SUPPLIED RECORDS >>

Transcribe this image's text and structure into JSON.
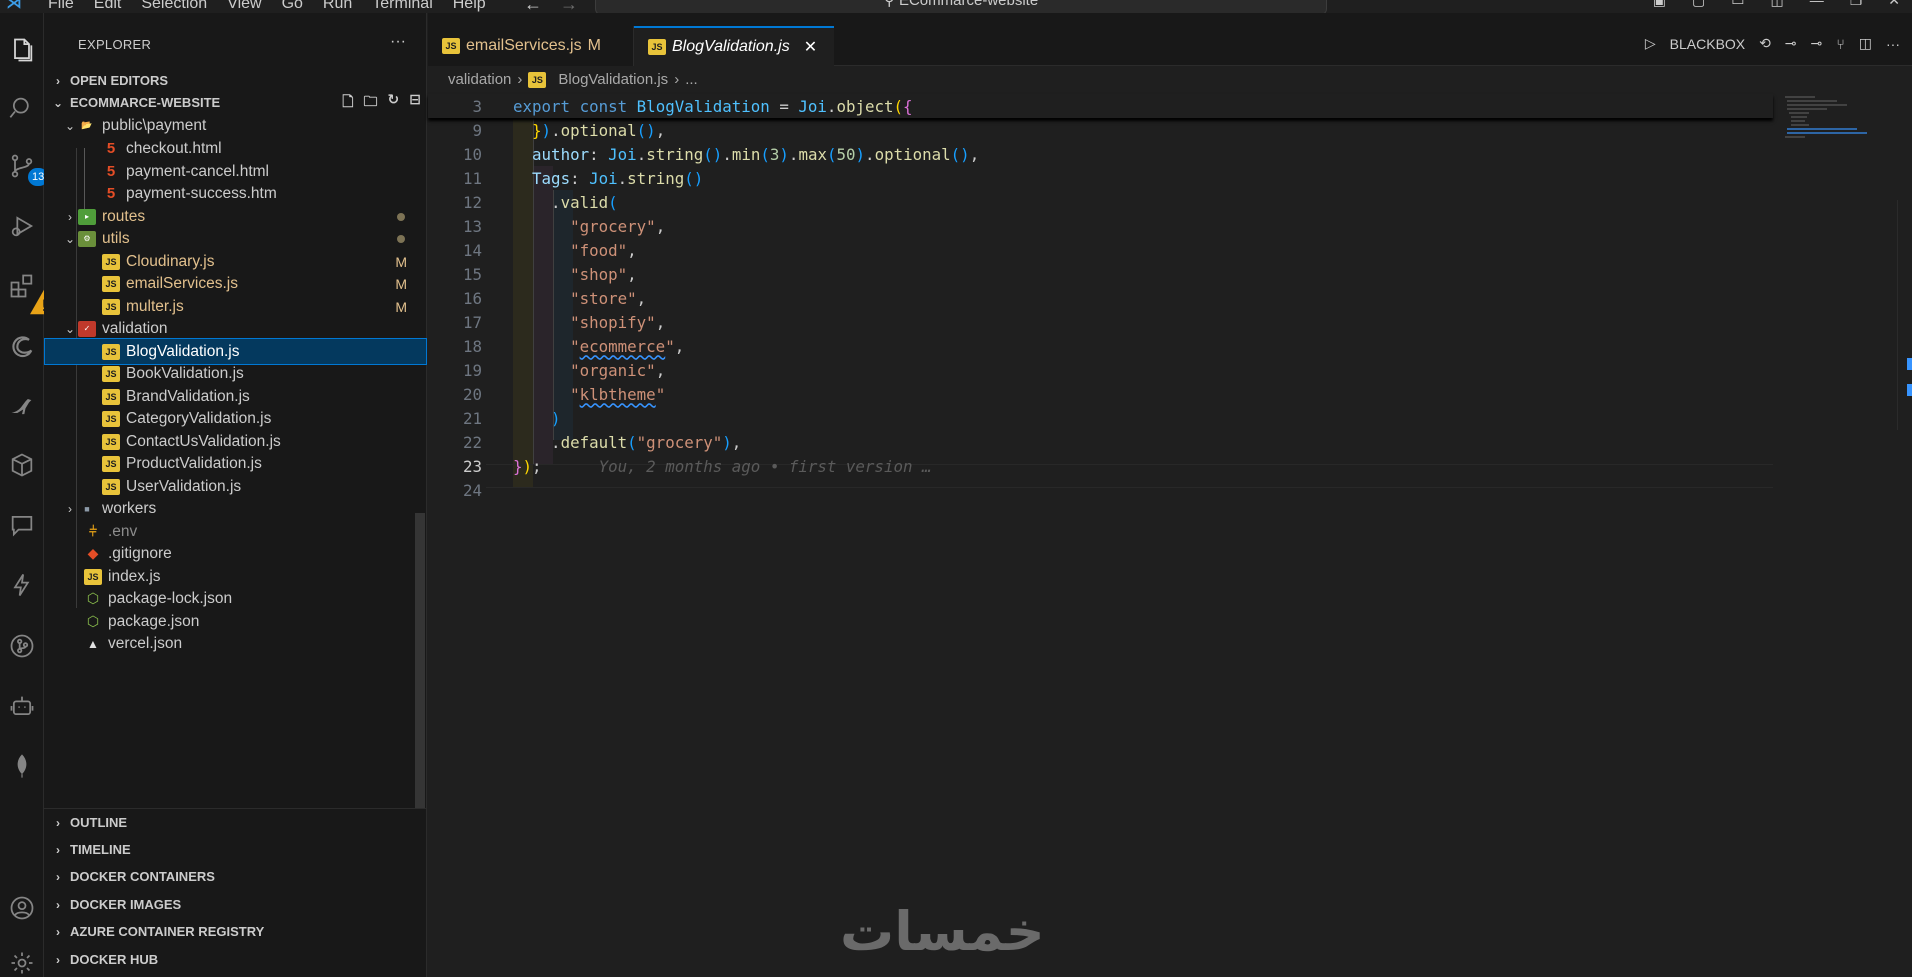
{
  "titlebar": {
    "menu": [
      "File",
      "Edit",
      "Selection",
      "View",
      "Go",
      "Run",
      "Terminal",
      "Help"
    ],
    "search_text": "ECommarce-website"
  },
  "activity": {
    "source_control_badge": "13"
  },
  "sidebar": {
    "title": "EXPLORER",
    "open_editors": "OPEN EDITORS",
    "project": "ECOMMARCE-WEBSITE",
    "tree": {
      "public_payment": "public\\payment",
      "checkout": "checkout.html",
      "payment_cancel": "payment-cancel.html",
      "payment_success": "payment-success.htm",
      "routes": "routes",
      "utils": "utils",
      "cloudinary": "Cloudinary.js",
      "emailservices": "emailServices.js",
      "multer": "multer.js",
      "validation": "validation",
      "blog": "BlogValidation.js",
      "book": "BookValidation.js",
      "brand": "BrandValidation.js",
      "category": "CategoryValidation.js",
      "contactus": "ContactUsValidation.js",
      "product": "ProductValidation.js",
      "user": "UserValidation.js",
      "workers": "workers",
      "env": ".env",
      "gitignore": ".gitignore",
      "index": "index.js",
      "package_lock": "package-lock.json",
      "package": "package.json",
      "vercel": "vercel.json",
      "modified_marker": "M"
    },
    "sections": {
      "outline": "OUTLINE",
      "timeline": "TIMELINE",
      "docker_containers": "DOCKER CONTAINERS",
      "docker_images": "DOCKER IMAGES",
      "azure": "AZURE CONTAINER REGISTRY",
      "docker_hub": "DOCKER HUB"
    }
  },
  "tabs": {
    "tab1": "emailServices.js",
    "tab1_status": "M",
    "tab2": "BlogValidation.js",
    "blackbox": "BLACKBOX"
  },
  "breadcrumb": {
    "folder": "validation",
    "file": "BlogValidation.js",
    "more": "..."
  },
  "editor": {
    "line_numbers": [
      "3",
      "9",
      "10",
      "11",
      "12",
      "13",
      "14",
      "15",
      "16",
      "17",
      "18",
      "19",
      "20",
      "21",
      "22",
      "23",
      "24"
    ],
    "blame": "You, 2 months ago • first version …"
  },
  "watermark": "خمسات"
}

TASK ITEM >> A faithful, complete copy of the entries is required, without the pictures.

EXERCISE RESPONSE >>
Transcribe this image's text and structure into JSON.
{
  "titlebar": {
    "menu": [
      "File",
      "Edit",
      "Selection",
      "View",
      "Go",
      "Run",
      "Terminal",
      "Help"
    ],
    "search_text": "ECommarce-website"
  },
  "activity": {
    "source_control_badge": "13"
  },
  "sidebar": {
    "title": "EXPLORER",
    "open_editors": "OPEN EDITORS",
    "project": "ECOMMARCE-WEBSITE",
    "tree": {
      "public_payment": "public\\payment",
      "checkout": "checkout.html",
      "payment_cancel": "payment-cancel.html",
      "payment_success": "payment-success.htm",
      "routes": "routes",
      "utils": "utils",
      "cloudinary": "Cloudinary.js",
      "emailservices": "emailServices.js",
      "multer": "multer.js",
      "validation": "validation",
      "blog": "BlogValidation.js",
      "book": "BookValidation.js",
      "brand": "BrandValidation.js",
      "category": "CategoryValidation.js",
      "contactus": "ContactUsValidation.js",
      "product": "ProductValidation.js",
      "user": "UserValidation.js",
      "workers": "workers",
      "env": ".env",
      "gitignore": ".gitignore",
      "index": "index.js",
      "package_lock": "package-lock.json",
      "package": "package.json",
      "vercel": "vercel.json",
      "modified_marker": "M"
    },
    "sections": {
      "outline": "OUTLINE",
      "timeline": "TIMELINE",
      "docker_containers": "DOCKER CONTAINERS",
      "docker_images": "DOCKER IMAGES",
      "azure": "AZURE CONTAINER REGISTRY",
      "docker_hub": "DOCKER HUB"
    }
  },
  "tabs": {
    "tab1": "emailServices.js",
    "tab1_status": "M",
    "tab2": "BlogValidation.js",
    "blackbox": "BLACKBOX"
  },
  "breadcrumb": {
    "folder": "validation",
    "file": "BlogValidation.js",
    "more": "..."
  },
  "editor": {
    "line_numbers": [
      "3",
      "9",
      "10",
      "11",
      "12",
      "13",
      "14",
      "15",
      "16",
      "17",
      "18",
      "19",
      "20",
      "21",
      "22",
      "23",
      "24"
    ],
    "blame": "You, 2 months ago • first version …"
  },
  "watermark": "خمسات"
}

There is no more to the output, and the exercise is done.